What I wanted to capture in the story, and in many ways what I lived myself, is that we’re often the recipients of change that we don’t want, and, as Diaz so perfectly captures, it’s those very things that alter the course of our lives for good or for bad. It’s Logan’s lot in life to deal with the ramifications of his parent’s divorce, which is described in detail in chapter 4. Part of the reason I wanted to tell the story from the perspective of someone who was the age I was when much of that happened in my own life was because teens, maybe more than any other age group, are subject to changes outside of their control that impact their lives. And, unlike small children, they’re mostly cognizant of those forces acting upon them, and aware of the ramifications they can cause. College decisions, parent’s decisions, the decisions of boyfriends or girlfriends - all of these external things can control our fate, determine the next step in our life’s journey, and ultimately shift the entire course of where we’re headed. Logan has a few of these in the book, some of which I’ve already mentioned, but then again, so does Annalise.
We never get to see Annalise on her own terms, and that was by design. It’s the side effect of first person writing, and something that I chose very much on purpose in Away From Here - namely that we get to see all the characters through one character’s eyes. We don’t get to hear Logan’s mom’s interpretation of events, or Pete’s take on the Comic Con thing, and most glaringly perhaps, we never get to hear Anna’s side of the story. To tell you the truth, I’d love to hear it. I’d love to hear how she really felt about the dad who she never knew, or about the drama with her own mother, or about her struggles with her mental health, but we don’t get to have those conversations. But even on the terms we get her in the book, namely Logan’s, Anna’s life has been a series of changes that changed everything, none of which were in her control. She’s the middle daughter of a Peruvian immigrant, has two half siblings, one of whom she fights with and other of whom she’s a second mother to, and she lives in a poor neighborhood in a small apartment that shouldn’t fit so many people. She didn’t choose to never know her dad, or have her mom move from a more prosperous area in Peru to a small apartment in the United States, or to live in poverty, or even to meet Logan. All of those things happened, and she navigates that life with the only tools at her disposal, however rudimentary and screwed up they may be.

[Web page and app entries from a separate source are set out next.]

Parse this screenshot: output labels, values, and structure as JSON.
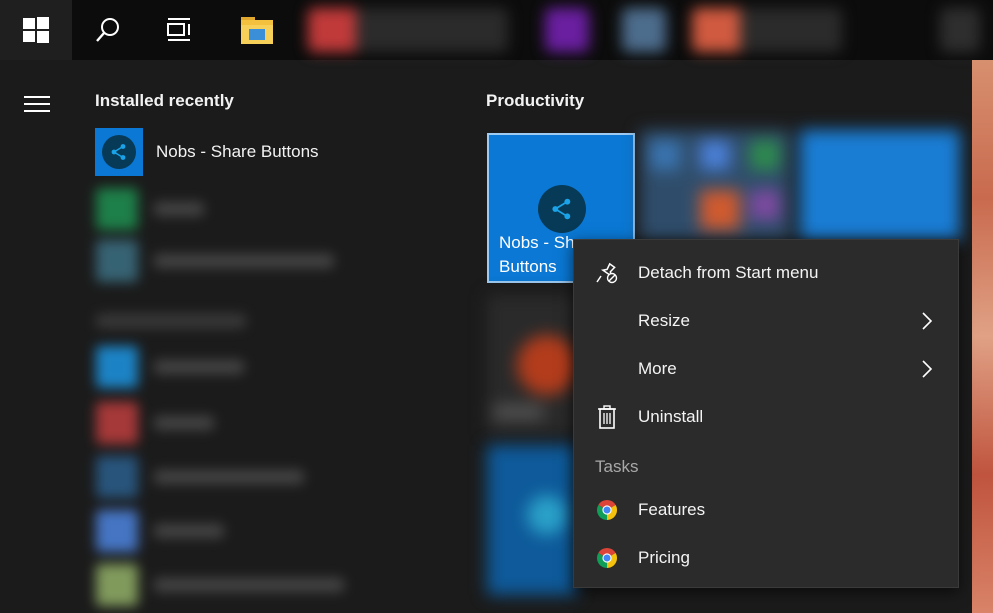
{
  "taskbar": {
    "start_icon": "windows-logo-icon",
    "search_icon": "search-icon",
    "taskview_icon": "task-view-icon",
    "explorer_icon": "file-explorer-icon"
  },
  "start": {
    "menu_icon": "hamburger-icon",
    "installed_recently_title": "Installed recently",
    "recent_app": {
      "label": "Nobs - Share Buttons",
      "icon": "share-icon"
    },
    "productivity_title": "Productivity",
    "tile": {
      "label": "Nobs - Share Buttons",
      "icon": "share-icon"
    }
  },
  "context_menu": {
    "items": [
      {
        "label": "Detach from Start menu",
        "icon": "unpin-icon"
      },
      {
        "label": "Resize",
        "icon": "chevron-right-icon"
      },
      {
        "label": "More",
        "icon": "chevron-right-icon"
      },
      {
        "label": "Uninstall",
        "icon": "trash-icon"
      }
    ],
    "tasks_header": "Tasks",
    "tasks": [
      {
        "label": "Features",
        "icon": "chrome-icon"
      },
      {
        "label": "Pricing",
        "icon": "chrome-icon"
      }
    ]
  },
  "colors": {
    "accent": "#0a78d4",
    "menu_bg": "#2b2b2b",
    "start_bg": "#1b1b1b",
    "taskbar_bg": "#0c0c0c"
  }
}
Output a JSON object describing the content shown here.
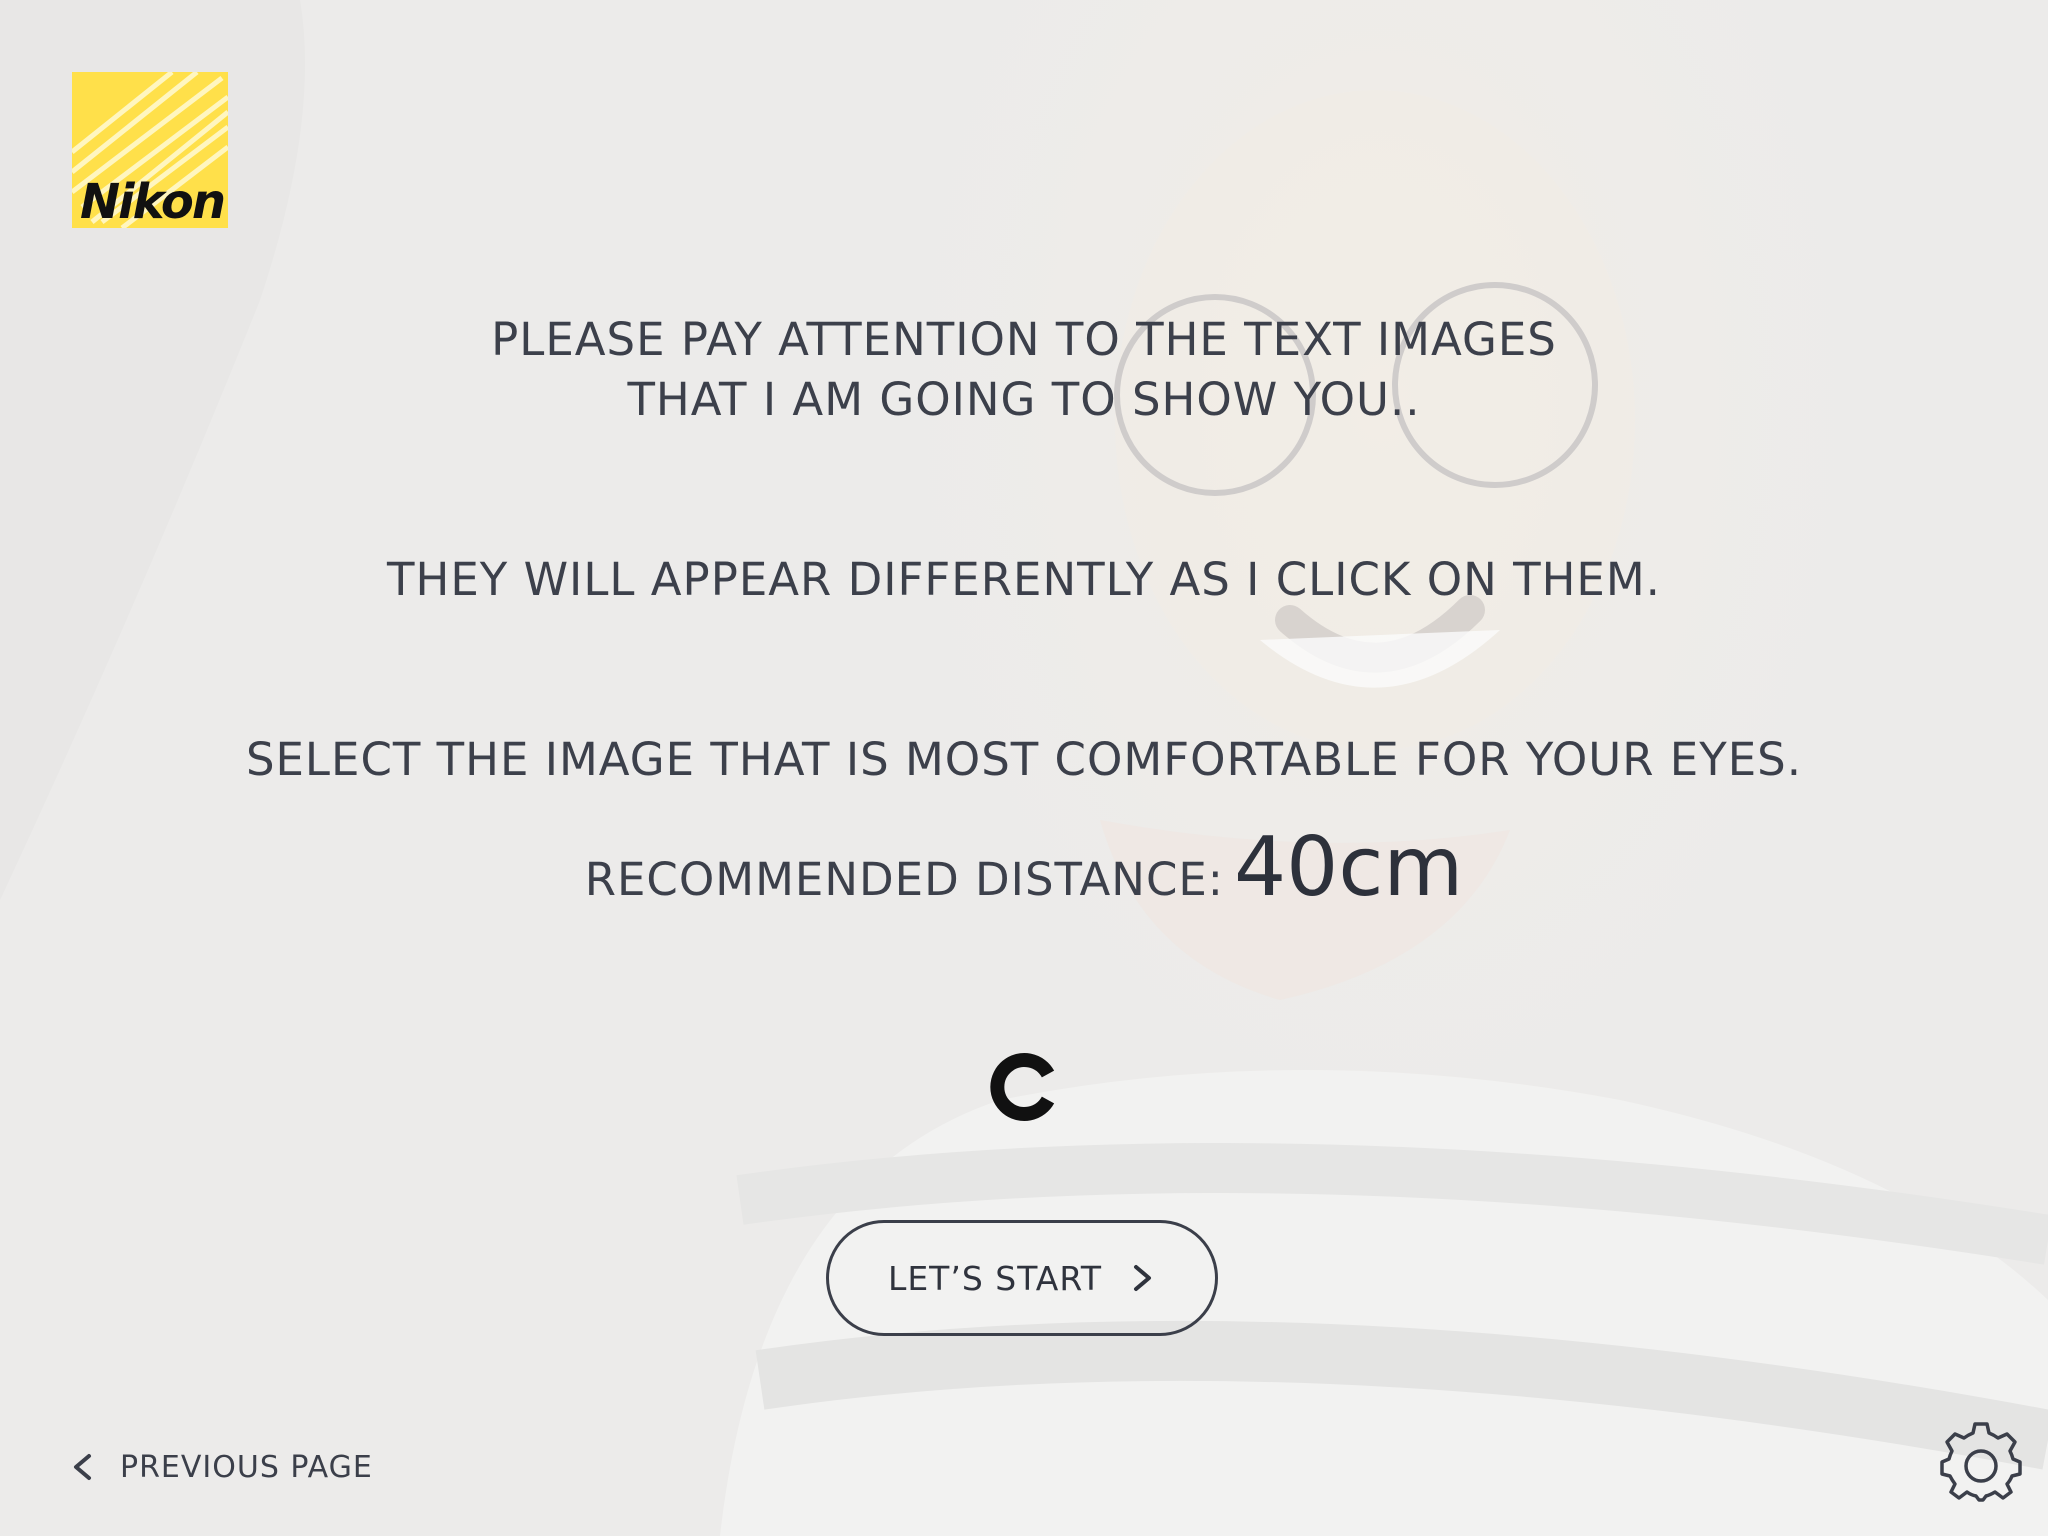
{
  "brand": {
    "logo_text": "Nikon",
    "logo_color": "#ffe04a"
  },
  "instructions": {
    "line1a": "PLEASE PAY ATTENTION TO THE TEXT IMAGES",
    "line1b": "THAT I AM GOING TO SHOW YOU..",
    "line2": "THEY WILL APPEAR DIFFERENTLY AS I CLICK ON THEM.",
    "line3": "SELECT THE IMAGE THAT IS MOST COMFORTABLE FOR YOUR EYES."
  },
  "distance": {
    "label": "RECOMMENDED DISTANCE:",
    "value": "40cm"
  },
  "optotype": {
    "icon": "landolt-c-icon"
  },
  "actions": {
    "start_label": "LET’S START",
    "previous_label": "PREVIOUS PAGE"
  },
  "icons": {
    "next": "chevron-right-icon",
    "back": "chevron-left-icon",
    "settings": "gear-icon"
  },
  "colors": {
    "text": "#3c404b",
    "background": "#ecebea"
  }
}
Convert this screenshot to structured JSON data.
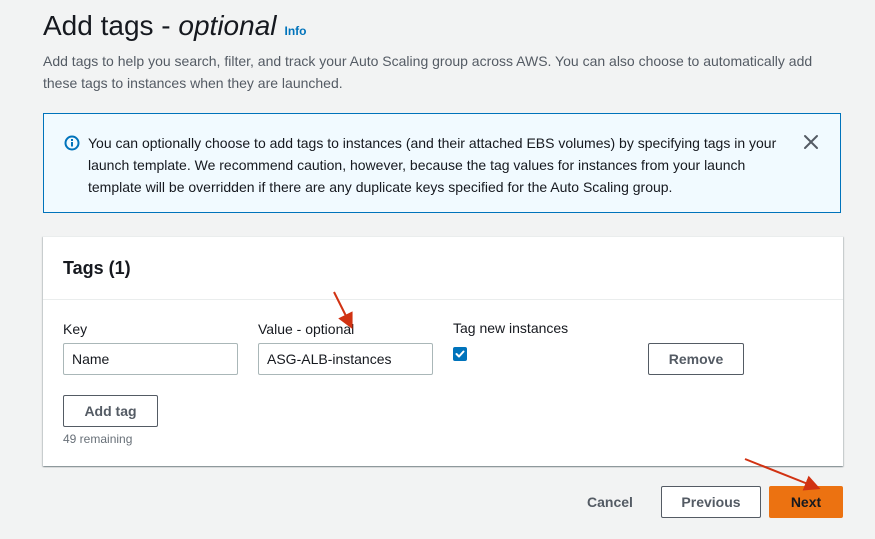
{
  "header": {
    "title_plain": "Add tags - ",
    "title_italic": "optional",
    "info_link": "Info",
    "description": "Add tags to help you search, filter, and track your Auto Scaling group across AWS. You can also choose to automatically add these tags to instances when they are launched."
  },
  "alert": {
    "icon": "info-circle-icon",
    "text": "You can optionally choose to add tags to instances (and their attached EBS volumes) by specifying tags in your launch template. We recommend caution, however, because the tag values for instances from your launch template will be overridden if there are any duplicate keys specified for the Auto Scaling group.",
    "close_icon": "close-icon"
  },
  "tags": {
    "title": "Tags (1)",
    "columns": {
      "key": "Key",
      "value": "Value - optional",
      "tag_new_instances": "Tag new instances"
    },
    "rows": [
      {
        "key": "Name",
        "value": "ASG-ALB-instances",
        "tag_new_instances": true,
        "remove_label": "Remove"
      }
    ],
    "add_tag_label": "Add tag",
    "remaining": "49 remaining"
  },
  "footer": {
    "cancel_label": "Cancel",
    "previous_label": "Previous",
    "next_label": "Next"
  },
  "colors": {
    "accent": "#0073bb",
    "primary_button": "#ec7211",
    "annotation": "#d13212"
  }
}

The takeaway here is this: this isn’t a story about a bunch of people who are victims to an unknowable universe. It’s a story about people like all of us - flawed, complex, and very human characters who, despite the changes that change everything, try to find a way to live - not survive, as Annalise says, but to live, despite their shortcomings, and using the best tools at their disposal. It’s what we all do. It’s all we can do. But ultimately it isn’t the ‘what’ of the story, but the ‘hows’ and ‘whys’ that separate these characters that I love so much: how do they navigate their lives, why do they make the decisions that they make, and where does that lead them in the end, and beyond. And yes, there is a beyond past the closing pages of the book. For some, it’s right where we left them, living Here as best they can. And for others, it’s a place Away From Here that holds the keys to the future.